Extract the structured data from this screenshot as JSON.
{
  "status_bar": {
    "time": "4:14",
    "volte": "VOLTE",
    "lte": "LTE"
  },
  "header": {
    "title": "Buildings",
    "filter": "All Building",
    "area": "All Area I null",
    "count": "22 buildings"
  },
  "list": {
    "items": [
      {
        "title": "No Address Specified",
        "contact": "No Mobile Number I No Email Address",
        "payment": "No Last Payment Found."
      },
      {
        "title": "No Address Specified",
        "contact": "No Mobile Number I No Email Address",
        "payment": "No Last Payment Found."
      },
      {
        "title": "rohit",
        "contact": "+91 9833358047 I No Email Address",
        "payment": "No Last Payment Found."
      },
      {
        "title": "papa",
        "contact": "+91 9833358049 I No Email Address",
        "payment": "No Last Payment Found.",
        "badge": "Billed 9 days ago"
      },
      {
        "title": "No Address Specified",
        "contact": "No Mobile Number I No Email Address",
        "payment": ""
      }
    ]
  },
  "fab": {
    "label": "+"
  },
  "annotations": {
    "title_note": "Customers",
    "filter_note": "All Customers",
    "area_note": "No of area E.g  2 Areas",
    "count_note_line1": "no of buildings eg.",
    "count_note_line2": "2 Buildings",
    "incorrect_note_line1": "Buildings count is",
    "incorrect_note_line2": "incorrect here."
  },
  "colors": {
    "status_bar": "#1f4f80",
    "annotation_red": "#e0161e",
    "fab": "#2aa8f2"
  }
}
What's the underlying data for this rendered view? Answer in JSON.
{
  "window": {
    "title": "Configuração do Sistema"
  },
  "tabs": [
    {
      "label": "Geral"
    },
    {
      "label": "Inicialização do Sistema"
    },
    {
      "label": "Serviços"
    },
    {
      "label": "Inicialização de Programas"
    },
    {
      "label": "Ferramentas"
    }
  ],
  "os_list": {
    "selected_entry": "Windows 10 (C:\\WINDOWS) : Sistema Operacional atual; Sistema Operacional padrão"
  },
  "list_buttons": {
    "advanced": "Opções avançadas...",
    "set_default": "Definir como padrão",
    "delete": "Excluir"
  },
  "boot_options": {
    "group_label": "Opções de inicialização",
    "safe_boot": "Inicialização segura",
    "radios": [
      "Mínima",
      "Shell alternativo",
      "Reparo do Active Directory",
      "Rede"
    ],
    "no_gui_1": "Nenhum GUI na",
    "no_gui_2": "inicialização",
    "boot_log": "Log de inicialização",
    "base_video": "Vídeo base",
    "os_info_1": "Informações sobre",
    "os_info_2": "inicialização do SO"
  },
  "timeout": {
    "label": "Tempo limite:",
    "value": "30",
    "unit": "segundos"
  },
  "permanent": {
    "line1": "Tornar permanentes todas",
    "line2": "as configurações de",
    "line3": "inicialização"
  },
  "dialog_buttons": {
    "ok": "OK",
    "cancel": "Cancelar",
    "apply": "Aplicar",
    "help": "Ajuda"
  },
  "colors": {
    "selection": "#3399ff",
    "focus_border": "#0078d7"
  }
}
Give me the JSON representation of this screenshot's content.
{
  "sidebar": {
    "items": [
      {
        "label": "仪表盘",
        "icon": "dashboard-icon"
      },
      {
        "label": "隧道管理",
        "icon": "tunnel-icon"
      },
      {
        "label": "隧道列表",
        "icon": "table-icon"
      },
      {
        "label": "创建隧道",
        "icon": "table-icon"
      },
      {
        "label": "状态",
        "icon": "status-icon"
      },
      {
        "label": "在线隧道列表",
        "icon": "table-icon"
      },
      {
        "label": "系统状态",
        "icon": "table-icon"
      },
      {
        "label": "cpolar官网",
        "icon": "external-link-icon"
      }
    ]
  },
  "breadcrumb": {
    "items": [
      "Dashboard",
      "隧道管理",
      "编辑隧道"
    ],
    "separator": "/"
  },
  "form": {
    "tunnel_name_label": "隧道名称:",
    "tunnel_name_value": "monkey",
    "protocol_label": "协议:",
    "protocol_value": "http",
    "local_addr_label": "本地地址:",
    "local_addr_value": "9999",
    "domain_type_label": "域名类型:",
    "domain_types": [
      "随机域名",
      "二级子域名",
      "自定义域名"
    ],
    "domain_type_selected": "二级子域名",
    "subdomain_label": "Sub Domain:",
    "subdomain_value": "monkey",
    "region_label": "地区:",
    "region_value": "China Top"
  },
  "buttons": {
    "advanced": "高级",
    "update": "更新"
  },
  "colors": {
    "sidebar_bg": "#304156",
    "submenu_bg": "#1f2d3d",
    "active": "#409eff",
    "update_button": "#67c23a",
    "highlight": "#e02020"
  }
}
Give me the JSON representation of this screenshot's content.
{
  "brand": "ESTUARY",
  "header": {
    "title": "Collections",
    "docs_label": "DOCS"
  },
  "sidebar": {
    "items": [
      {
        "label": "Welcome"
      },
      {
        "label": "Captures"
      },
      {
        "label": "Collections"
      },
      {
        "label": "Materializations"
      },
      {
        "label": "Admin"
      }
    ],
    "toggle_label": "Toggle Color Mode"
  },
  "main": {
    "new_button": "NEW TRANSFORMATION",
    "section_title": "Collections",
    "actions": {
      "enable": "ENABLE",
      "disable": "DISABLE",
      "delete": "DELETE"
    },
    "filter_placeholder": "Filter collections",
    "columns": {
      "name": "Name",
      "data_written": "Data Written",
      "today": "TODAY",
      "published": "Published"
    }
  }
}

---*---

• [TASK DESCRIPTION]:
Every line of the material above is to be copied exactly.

• [RESULT BELOW]:
Extract the structured data from this screenshot as JSON.
{
  "status_bar": {
    "time": "4:14",
    "volte": "VOLTE",
    "lte": "LTE"
  },
  "header": {
    "title": "Buildings",
    "filter": "All Building",
    "area": "All Area I null",
    "count": "22 buildings"
  },
  "list": {
    "items": [
      {
        "title": "No Address Specified",
        "contact": "No Mobile Number I No Email Address",
        "payment": "No Last Payment Found."
      },
      {
        "title": "No Address Specified",
        "contact": "No Mobile Number I No Email Address",
        "payment": "No Last Payment Found."
      },
      {
        "title": "rohit",
        "contact": "+91 9833358047 I No Email Address",
        "payment": "No Last Payment Found."
      },
      {
        "title": "papa",
        "contact": "+91 9833358049 I No Email Address",
        "payment": "No Last Payment Found.",
        "badge": "Billed 9 days ago"
      },
      {
        "title": "No Address Specified",
        "contact": "No Mobile Number I No Email Address",
        "payment": ""
      }
    ]
  },
  "fab": {
    "label": "+"
  },
  "annotations": {
    "title_note": "Customers",
    "filter_note": "All Customers",
    "area_note": "No of area E.g  2 Areas",
    "count_note_line1": "no of buildings eg.",
    "count_note_line2": "2 Buildings",
    "incorrect_note_line1": "Buildings count is",
    "incorrect_note_line2": "incorrect here."
  },
  "colors": {
    "status_bar": "#1f4f80",
    "annotation_red": "#e0161e",
    "fab": "#2aa8f2"
  }
}
What's the underlying data for this rendered view? Answer in JSON.
{
  "window": {
    "title": "Configuração do Sistema"
  },
  "tabs": [
    {
      "label": "Geral"
    },
    {
      "label": "Inicialização do Sistema"
    },
    {
      "label": "Serviços"
    },
    {
      "label": "Inicialização de Programas"
    },
    {
      "label": "Ferramentas"
    }
  ],
  "os_list": {
    "selected_entry": "Windows 10 (C:\\WINDOWS) : Sistema Operacional atual; Sistema Operacional padrão"
  },
  "list_buttons": {
    "advanced": "Opções avançadas...",
    "set_default": "Definir como padrão",
    "delete": "Excluir"
  },
  "boot_options": {
    "group_label": "Opções de inicialização",
    "safe_boot": "Inicialização segura",
    "radios": [
      "Mínima",
      "Shell alternativo",
      "Reparo do Active Directory",
      "Rede"
    ],
    "no_gui_1": "Nenhum GUI na",
    "no_gui_2": "inicialização",
    "boot_log": "Log de inicialização",
    "base_video": "Vídeo base",
    "os_info_1": "Informações sobre",
    "os_info_2": "inicialização do SO"
  },
  "timeout": {
    "label": "Tempo limite:",
    "value": "30",
    "unit": "segundos"
  },
  "permanent": {
    "line1": "Tornar permanentes todas",
    "line2": "as configurações de",
    "line3": "inicialização"
  },
  "dialog_buttons": {
    "ok": "OK",
    "cancel": "Cancelar",
    "apply": "Aplicar",
    "help": "Ajuda"
  },
  "colors": {
    "selection": "#3399ff",
    "focus_border": "#0078d7"
  }
}
Give me the JSON representation of this screenshot's content.
{
  "sidebar": {
    "items": [
      {
        "label": "仪表盘",
        "icon": "dashboard-icon"
      },
      {
        "label": "隧道管理",
        "icon": "tunnel-icon"
      },
      {
        "label": "隧道列表",
        "icon": "table-icon"
      },
      {
        "label": "创建隧道",
        "icon": "table-icon"
      },
      {
        "label": "状态",
        "icon": "status-icon"
      },
      {
        "label": "在线隧道列表",
        "icon": "table-icon"
      },
      {
        "label": "系统状态",
        "icon": "table-icon"
      },
      {
        "label": "cpolar官网",
        "icon": "external-link-icon"
      }
    ]
  },
  "breadcrumb": {
    "items": [
      "Dashboard",
      "隧道管理",
      "编辑隧道"
    ],
    "separator": "/"
  },
  "form": {
    "tunnel_name_label": "隧道名称:",
    "tunnel_name_value": "monkey",
    "protocol_label": "协议:",
    "protocol_value": "http",
    "local_addr_label": "本地地址:",
    "local_addr_value": "9999",
    "domain_type_label": "域名类型:",
    "domain_types": [
      "随机域名",
      "二级子域名",
      "自定义域名"
    ],
    "domain_type_selected": "二级子域名",
    "subdomain_label": "Sub Domain:",
    "subdomain_value": "monkey",
    "region_label": "地区:",
    "region_value": "China Top"
  },
  "buttons": {
    "advanced": "高级",
    "update": "更新"
  },
  "colors": {
    "sidebar_bg": "#304156",
    "submenu_bg": "#1f2d3d",
    "active": "#409eff",
    "update_button": "#67c23a",
    "highlight": "#e02020"
  }
}
Give me the JSON representation of this screenshot's content.
{
  "brand": "ESTUARY",
  "header": {
    "title": "Collections",
    "docs_label": "DOCS"
  },
  "sidebar": {
    "items": [
      {
        "label": "Welcome"
      },
      {
        "label": "Captures"
      },
      {
        "label": "Collections"
      },
      {
        "label": "Materializations"
      },
      {
        "label": "Admin"
      }
    ],
    "toggle_label": "Toggle Color Mode"
  },
  "main": {
    "new_button": "NEW TRANSFORMATION",
    "section_title": "Collections",
    "actions": {
      "enable": "ENABLE",
      "disable": "DISABLE",
      "delete": "DELETE"
    },
    "filter_placeholder": "Filter collections",
    "columns": {
      "name": "Name",
      "data_written": "Data Written",
      "today": "TODAY",
      "published": "Published"
    }
  }
}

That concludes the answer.